(Web page and app entries)
########################################
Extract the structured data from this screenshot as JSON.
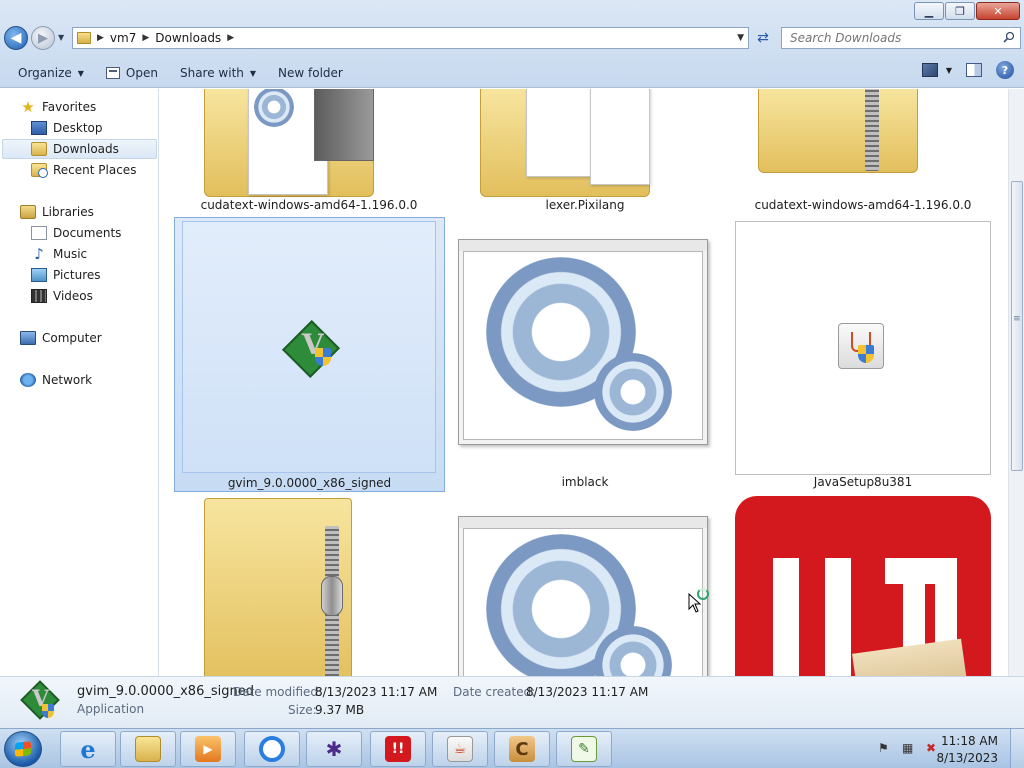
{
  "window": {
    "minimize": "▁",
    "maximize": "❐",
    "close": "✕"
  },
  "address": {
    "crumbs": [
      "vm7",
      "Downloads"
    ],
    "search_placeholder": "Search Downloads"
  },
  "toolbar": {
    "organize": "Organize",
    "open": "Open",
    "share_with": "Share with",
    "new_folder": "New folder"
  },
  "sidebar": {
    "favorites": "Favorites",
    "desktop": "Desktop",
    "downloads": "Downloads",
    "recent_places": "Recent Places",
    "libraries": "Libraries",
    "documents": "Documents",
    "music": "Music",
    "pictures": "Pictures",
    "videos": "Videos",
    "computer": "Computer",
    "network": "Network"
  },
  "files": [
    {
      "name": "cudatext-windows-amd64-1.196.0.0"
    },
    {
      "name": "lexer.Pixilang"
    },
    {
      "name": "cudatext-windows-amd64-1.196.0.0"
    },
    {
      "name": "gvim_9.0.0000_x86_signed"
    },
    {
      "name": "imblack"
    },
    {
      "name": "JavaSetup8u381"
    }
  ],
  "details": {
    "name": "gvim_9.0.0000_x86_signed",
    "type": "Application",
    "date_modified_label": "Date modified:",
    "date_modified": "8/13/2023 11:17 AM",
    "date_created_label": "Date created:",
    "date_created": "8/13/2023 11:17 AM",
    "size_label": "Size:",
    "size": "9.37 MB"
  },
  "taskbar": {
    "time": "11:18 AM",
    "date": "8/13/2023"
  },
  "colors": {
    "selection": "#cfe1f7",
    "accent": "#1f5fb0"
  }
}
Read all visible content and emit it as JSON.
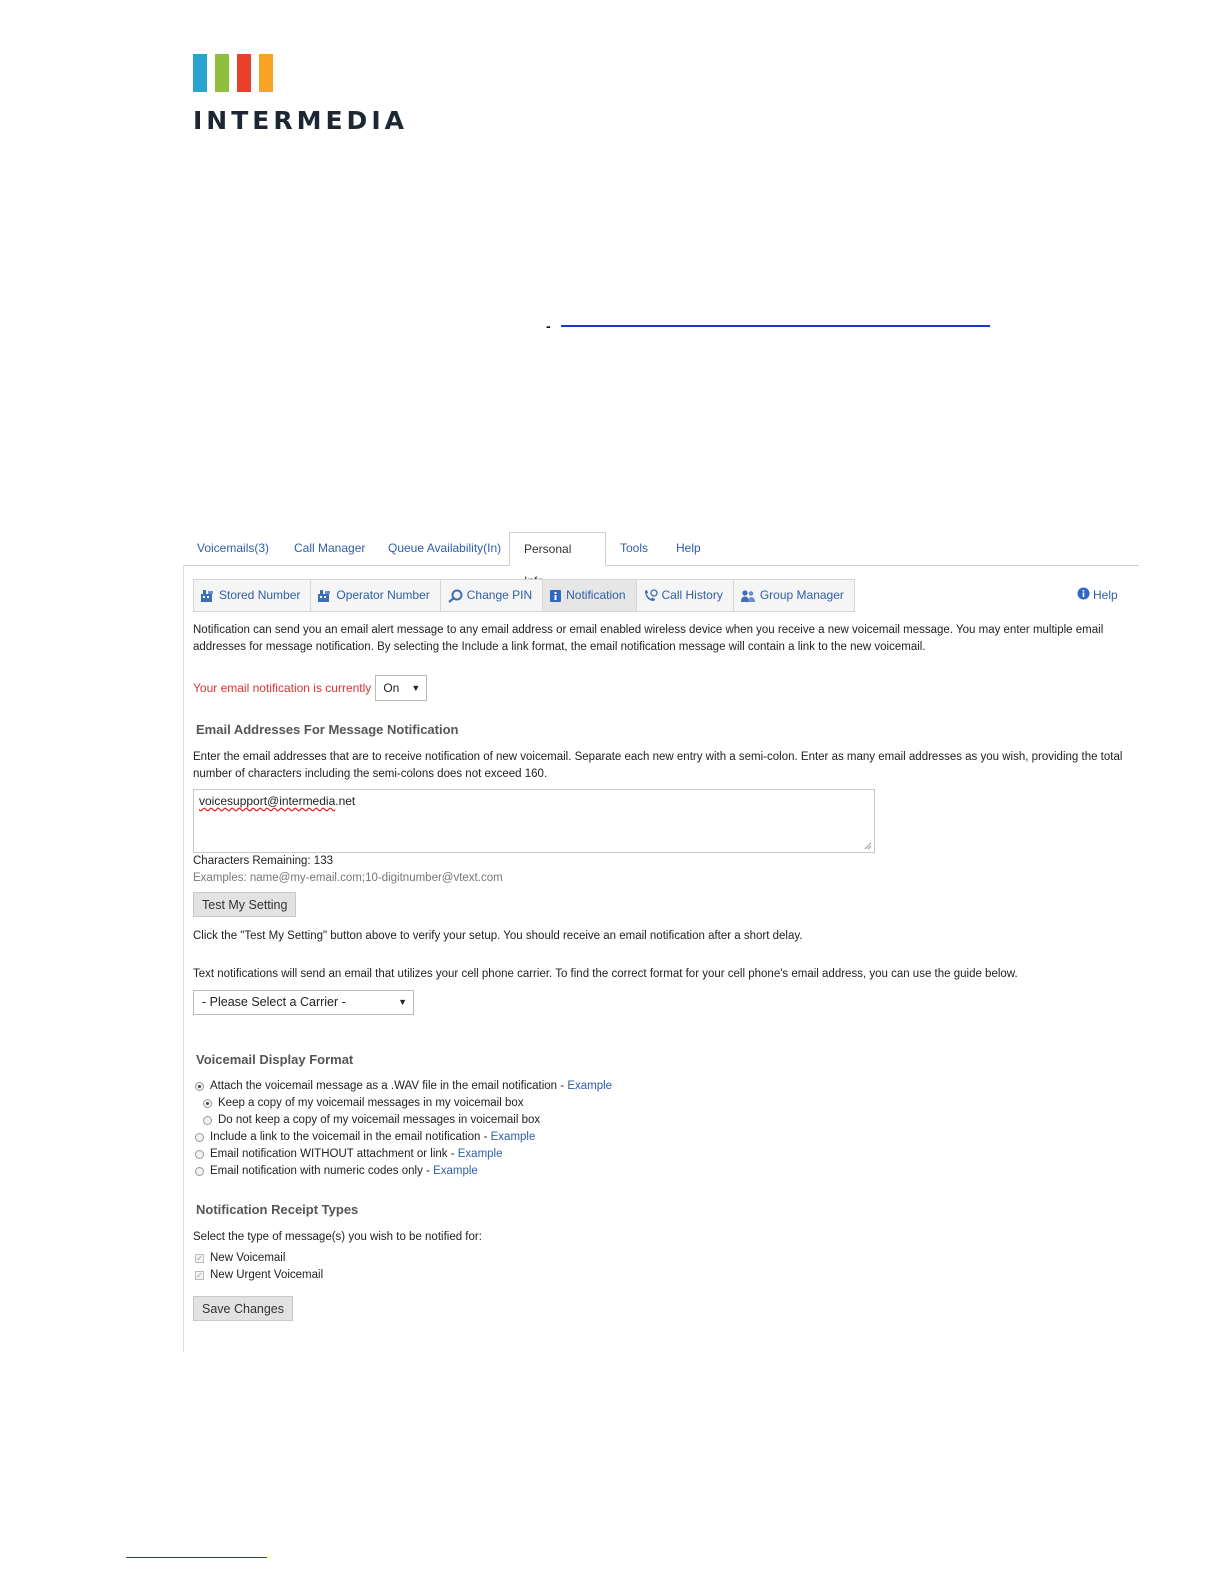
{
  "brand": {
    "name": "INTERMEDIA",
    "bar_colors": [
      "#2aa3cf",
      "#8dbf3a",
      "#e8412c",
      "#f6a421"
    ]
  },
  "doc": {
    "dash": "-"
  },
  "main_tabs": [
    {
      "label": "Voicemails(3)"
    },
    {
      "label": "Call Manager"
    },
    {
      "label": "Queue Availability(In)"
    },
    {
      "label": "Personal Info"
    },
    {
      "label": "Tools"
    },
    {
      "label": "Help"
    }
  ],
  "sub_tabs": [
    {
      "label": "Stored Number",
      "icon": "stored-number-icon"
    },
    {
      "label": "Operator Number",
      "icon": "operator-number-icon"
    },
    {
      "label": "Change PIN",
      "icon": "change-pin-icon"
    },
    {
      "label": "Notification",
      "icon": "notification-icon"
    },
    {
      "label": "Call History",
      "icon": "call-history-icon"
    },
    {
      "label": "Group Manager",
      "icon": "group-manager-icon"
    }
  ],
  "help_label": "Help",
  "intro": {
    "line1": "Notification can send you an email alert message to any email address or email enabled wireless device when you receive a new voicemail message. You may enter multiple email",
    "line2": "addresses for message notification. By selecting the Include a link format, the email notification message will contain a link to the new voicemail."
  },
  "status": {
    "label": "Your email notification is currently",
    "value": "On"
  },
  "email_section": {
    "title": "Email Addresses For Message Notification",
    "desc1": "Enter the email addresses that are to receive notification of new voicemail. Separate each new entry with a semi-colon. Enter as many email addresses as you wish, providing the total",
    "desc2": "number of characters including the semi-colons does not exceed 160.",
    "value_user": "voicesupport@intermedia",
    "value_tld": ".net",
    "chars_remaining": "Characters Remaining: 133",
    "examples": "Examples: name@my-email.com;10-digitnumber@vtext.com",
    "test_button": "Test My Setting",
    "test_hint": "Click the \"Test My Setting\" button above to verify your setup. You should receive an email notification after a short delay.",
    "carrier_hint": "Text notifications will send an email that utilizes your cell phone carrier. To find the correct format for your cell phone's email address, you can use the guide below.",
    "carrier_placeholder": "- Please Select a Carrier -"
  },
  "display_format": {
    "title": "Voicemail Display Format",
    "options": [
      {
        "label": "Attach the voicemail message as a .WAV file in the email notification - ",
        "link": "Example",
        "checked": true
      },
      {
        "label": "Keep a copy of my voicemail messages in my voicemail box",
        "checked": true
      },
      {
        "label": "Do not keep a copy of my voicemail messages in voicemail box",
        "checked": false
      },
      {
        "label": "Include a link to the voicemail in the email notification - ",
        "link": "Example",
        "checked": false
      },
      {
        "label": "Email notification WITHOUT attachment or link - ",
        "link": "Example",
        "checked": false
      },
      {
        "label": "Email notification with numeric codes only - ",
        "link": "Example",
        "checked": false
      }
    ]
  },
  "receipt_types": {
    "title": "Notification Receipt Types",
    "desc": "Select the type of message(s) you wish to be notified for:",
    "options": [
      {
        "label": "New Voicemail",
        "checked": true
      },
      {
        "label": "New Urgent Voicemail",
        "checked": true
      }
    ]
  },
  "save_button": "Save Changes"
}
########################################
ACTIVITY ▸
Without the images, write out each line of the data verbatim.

SOLUTION TO THE EXERCISE ▸
Extract the structured data from this screenshot as JSON.
{
  "window": {
    "minimize": "▁",
    "maximize": "❐",
    "close": "✕"
  },
  "address": {
    "crumbs": [
      "vm7",
      "Downloads"
    ],
    "search_placeholder": "Search Downloads"
  },
  "toolbar": {
    "organize": "Organize",
    "open": "Open",
    "share_with": "Share with",
    "new_folder": "New folder"
  },
  "sidebar": {
    "favorites": "Favorites",
    "desktop": "Desktop",
    "downloads": "Downloads",
    "recent_places": "Recent Places",
    "libraries": "Libraries",
    "documents": "Documents",
    "music": "Music",
    "pictures": "Pictures",
    "videos": "Videos",
    "computer": "Computer",
    "network": "Network"
  },
  "files": [
    {
      "name": "cudatext-windows-amd64-1.196.0.0"
    },
    {
      "name": "lexer.Pixilang"
    },
    {
      "name": "cudatext-windows-amd64-1.196.0.0"
    },
    {
      "name": "gvim_9.0.0000_x86_signed"
    },
    {
      "name": "imblack"
    },
    {
      "name": "JavaSetup8u381"
    }
  ],
  "details": {
    "name": "gvim_9.0.0000_x86_signed",
    "type": "Application",
    "date_modified_label": "Date modified:",
    "date_modified": "8/13/2023 11:17 AM",
    "date_created_label": "Date created:",
    "date_created": "8/13/2023 11:17 AM",
    "size_label": "Size:",
    "size": "9.37 MB"
  },
  "taskbar": {
    "time": "11:18 AM",
    "date": "8/13/2023"
  },
  "colors": {
    "selection": "#cfe1f7",
    "accent": "#1f5fb0"
  }
}
Read all visible content and emit it as JSON.
{
  "brand": {
    "name": "INTERMEDIA",
    "bar_colors": [
      "#2aa3cf",
      "#8dbf3a",
      "#e8412c",
      "#f6a421"
    ]
  },
  "doc": {
    "dash": "-"
  },
  "main_tabs": [
    {
      "label": "Voicemails(3)"
    },
    {
      "label": "Call Manager"
    },
    {
      "label": "Queue Availability(In)"
    },
    {
      "label": "Personal Info"
    },
    {
      "label": "Tools"
    },
    {
      "label": "Help"
    }
  ],
  "sub_tabs": [
    {
      "label": "Stored Number",
      "icon": "stored-number-icon"
    },
    {
      "label": "Operator Number",
      "icon": "operator-number-icon"
    },
    {
      "label": "Change PIN",
      "icon": "change-pin-icon"
    },
    {
      "label": "Notification",
      "icon": "notification-icon"
    },
    {
      "label": "Call History",
      "icon": "call-history-icon"
    },
    {
      "label": "Group Manager",
      "icon": "group-manager-icon"
    }
  ],
  "help_label": "Help",
  "intro": {
    "line1": "Notification can send you an email alert message to any email address or email enabled wireless device when you receive a new voicemail message. You may enter multiple email",
    "line2": "addresses for message notification. By selecting the Include a link format, the email notification message will contain a link to the new voicemail."
  },
  "status": {
    "label": "Your email notification is currently",
    "value": "On"
  },
  "email_section": {
    "title": "Email Addresses For Message Notification",
    "desc1": "Enter the email addresses that are to receive notification of new voicemail. Separate each new entry with a semi-colon. Enter as many email addresses as you wish, providing the total",
    "desc2": "number of characters including the semi-colons does not exceed 160.",
    "value_user": "voicesupport@intermedia",
    "value_tld": ".net",
    "chars_remaining": "Characters Remaining: 133",
    "examples": "Examples: name@my-email.com;10-digitnumber@vtext.com",
    "test_button": "Test My Setting",
    "test_hint": "Click the \"Test My Setting\" button above to verify your setup. You should receive an email notification after a short delay.",
    "carrier_hint": "Text notifications will send an email that utilizes your cell phone carrier. To find the correct format for your cell phone's email address, you can use the guide below.",
    "carrier_placeholder": "- Please Select a Carrier -"
  },
  "display_format": {
    "title": "Voicemail Display Format",
    "options": [
      {
        "label": "Attach the voicemail message as a .WAV file in the email notification - ",
        "link": "Example",
        "checked": true
      },
      {
        "label": "Keep a copy of my voicemail messages in my voicemail box",
        "checked": true
      },
      {
        "label": "Do not keep a copy of my voicemail messages in voicemail box",
        "checked": false
      },
      {
        "label": "Include a link to the voicemail in the email notification - ",
        "link": "Example",
        "checked": false
      },
      {
        "label": "Email notification WITHOUT attachment or link - ",
        "link": "Example",
        "checked": false
      },
      {
        "label": "Email notification with numeric codes only - ",
        "link": "Example",
        "checked": false
      }
    ]
  },
  "receipt_types": {
    "title": "Notification Receipt Types",
    "desc": "Select the type of message(s) you wish to be notified for:",
    "options": [
      {
        "label": "New Voicemail",
        "checked": true
      },
      {
        "label": "New Urgent Voicemail",
        "checked": true
      }
    ]
  },
  "save_button": "Save Changes"
}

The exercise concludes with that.